| Dataset rows describing interfaces |

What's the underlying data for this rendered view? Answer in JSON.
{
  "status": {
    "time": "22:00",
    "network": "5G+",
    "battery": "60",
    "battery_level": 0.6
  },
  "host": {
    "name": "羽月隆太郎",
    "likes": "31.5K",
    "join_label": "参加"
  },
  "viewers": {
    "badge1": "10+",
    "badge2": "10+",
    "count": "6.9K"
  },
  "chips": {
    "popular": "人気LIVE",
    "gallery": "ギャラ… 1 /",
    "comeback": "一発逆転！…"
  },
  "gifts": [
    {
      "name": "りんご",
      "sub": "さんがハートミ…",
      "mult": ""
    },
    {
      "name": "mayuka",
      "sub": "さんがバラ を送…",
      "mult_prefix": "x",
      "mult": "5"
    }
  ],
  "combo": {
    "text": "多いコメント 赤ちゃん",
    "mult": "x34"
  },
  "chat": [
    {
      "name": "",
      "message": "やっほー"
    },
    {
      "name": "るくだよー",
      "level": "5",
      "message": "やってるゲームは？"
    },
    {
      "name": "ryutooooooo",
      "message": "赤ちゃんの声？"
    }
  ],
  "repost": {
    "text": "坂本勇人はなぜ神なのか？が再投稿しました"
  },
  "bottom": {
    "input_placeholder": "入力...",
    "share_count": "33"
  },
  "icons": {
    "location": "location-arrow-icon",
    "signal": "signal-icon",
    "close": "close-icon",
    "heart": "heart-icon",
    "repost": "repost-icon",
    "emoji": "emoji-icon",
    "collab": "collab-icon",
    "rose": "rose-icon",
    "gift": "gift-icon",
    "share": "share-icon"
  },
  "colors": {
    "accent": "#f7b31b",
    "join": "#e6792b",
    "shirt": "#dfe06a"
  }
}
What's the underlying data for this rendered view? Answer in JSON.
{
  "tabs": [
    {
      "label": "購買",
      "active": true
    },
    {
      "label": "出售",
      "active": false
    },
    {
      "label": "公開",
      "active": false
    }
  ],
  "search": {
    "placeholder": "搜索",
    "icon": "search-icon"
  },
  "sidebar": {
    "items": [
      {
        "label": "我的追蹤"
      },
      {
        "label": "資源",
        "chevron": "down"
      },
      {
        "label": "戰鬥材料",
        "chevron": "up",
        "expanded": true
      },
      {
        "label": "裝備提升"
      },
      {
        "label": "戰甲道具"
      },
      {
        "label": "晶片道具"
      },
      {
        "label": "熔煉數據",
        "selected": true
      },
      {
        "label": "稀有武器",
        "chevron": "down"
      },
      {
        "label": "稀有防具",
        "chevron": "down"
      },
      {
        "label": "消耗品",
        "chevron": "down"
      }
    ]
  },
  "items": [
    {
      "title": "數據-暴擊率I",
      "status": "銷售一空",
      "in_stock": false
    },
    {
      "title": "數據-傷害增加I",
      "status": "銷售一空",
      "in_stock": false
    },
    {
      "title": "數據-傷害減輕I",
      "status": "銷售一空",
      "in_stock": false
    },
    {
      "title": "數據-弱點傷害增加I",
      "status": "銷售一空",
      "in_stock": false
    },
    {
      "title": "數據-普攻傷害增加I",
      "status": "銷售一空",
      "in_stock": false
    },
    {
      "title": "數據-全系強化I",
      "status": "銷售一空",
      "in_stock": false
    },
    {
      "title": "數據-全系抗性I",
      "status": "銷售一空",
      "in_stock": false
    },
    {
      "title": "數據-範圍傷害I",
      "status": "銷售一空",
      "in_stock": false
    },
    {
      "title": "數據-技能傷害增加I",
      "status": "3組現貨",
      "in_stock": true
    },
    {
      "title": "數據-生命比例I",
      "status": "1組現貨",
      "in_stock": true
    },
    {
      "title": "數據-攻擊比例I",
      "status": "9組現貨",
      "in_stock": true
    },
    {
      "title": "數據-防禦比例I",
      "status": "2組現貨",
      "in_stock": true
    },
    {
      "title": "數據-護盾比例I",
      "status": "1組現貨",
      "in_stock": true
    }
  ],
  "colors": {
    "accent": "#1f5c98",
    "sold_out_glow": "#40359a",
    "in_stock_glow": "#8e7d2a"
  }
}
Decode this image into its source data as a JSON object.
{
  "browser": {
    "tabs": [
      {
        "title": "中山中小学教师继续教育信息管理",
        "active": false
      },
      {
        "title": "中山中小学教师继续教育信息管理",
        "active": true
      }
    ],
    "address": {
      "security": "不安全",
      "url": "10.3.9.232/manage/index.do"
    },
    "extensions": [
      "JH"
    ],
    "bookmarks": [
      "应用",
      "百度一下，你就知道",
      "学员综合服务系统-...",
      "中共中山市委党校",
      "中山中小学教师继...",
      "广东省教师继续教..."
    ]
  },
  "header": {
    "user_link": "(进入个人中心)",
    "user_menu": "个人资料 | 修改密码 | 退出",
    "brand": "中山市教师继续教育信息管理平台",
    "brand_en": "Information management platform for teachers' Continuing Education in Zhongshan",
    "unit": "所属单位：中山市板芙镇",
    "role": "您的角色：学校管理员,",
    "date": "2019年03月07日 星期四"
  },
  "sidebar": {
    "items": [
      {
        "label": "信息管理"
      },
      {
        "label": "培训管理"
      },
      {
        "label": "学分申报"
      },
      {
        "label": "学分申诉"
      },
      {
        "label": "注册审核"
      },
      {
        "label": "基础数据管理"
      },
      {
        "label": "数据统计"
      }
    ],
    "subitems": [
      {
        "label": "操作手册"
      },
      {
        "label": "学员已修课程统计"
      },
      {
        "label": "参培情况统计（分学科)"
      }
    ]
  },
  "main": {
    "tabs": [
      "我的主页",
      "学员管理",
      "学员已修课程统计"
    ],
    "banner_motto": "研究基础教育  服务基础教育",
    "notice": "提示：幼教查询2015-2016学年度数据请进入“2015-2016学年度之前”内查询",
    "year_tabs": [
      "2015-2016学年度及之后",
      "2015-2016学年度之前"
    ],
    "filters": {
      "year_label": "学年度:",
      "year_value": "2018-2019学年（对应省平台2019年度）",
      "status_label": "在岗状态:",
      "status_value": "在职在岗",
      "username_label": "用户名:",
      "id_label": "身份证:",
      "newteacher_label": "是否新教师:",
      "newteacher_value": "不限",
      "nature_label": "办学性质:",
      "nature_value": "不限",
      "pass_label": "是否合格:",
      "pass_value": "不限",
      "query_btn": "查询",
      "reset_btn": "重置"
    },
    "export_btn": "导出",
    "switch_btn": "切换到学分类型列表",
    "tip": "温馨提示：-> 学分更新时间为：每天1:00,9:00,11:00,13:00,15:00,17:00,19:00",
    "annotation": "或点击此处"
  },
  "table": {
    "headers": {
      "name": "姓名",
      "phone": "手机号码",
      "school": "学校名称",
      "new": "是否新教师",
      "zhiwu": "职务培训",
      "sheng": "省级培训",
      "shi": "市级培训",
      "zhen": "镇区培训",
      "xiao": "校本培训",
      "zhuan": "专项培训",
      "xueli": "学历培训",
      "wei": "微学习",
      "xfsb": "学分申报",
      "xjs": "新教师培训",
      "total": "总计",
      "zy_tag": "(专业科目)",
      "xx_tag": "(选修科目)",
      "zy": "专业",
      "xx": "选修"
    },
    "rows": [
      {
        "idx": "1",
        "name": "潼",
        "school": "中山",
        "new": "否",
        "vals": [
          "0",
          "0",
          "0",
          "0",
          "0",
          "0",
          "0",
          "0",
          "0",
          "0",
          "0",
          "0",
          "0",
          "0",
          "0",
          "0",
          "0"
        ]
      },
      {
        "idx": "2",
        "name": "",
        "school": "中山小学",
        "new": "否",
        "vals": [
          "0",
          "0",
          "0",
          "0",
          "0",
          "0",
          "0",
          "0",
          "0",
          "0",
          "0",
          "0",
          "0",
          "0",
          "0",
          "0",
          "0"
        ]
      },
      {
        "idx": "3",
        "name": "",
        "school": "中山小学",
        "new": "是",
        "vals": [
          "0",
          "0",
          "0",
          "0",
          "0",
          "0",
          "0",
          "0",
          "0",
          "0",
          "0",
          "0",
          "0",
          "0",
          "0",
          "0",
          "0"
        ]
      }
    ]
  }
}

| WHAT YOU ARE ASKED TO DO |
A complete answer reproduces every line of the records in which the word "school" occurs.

| WRITTEN SOLUTION |
      "school": "学校名称",
        "school": "中山",
        "school": "中山小学",
        "school": "中山小学",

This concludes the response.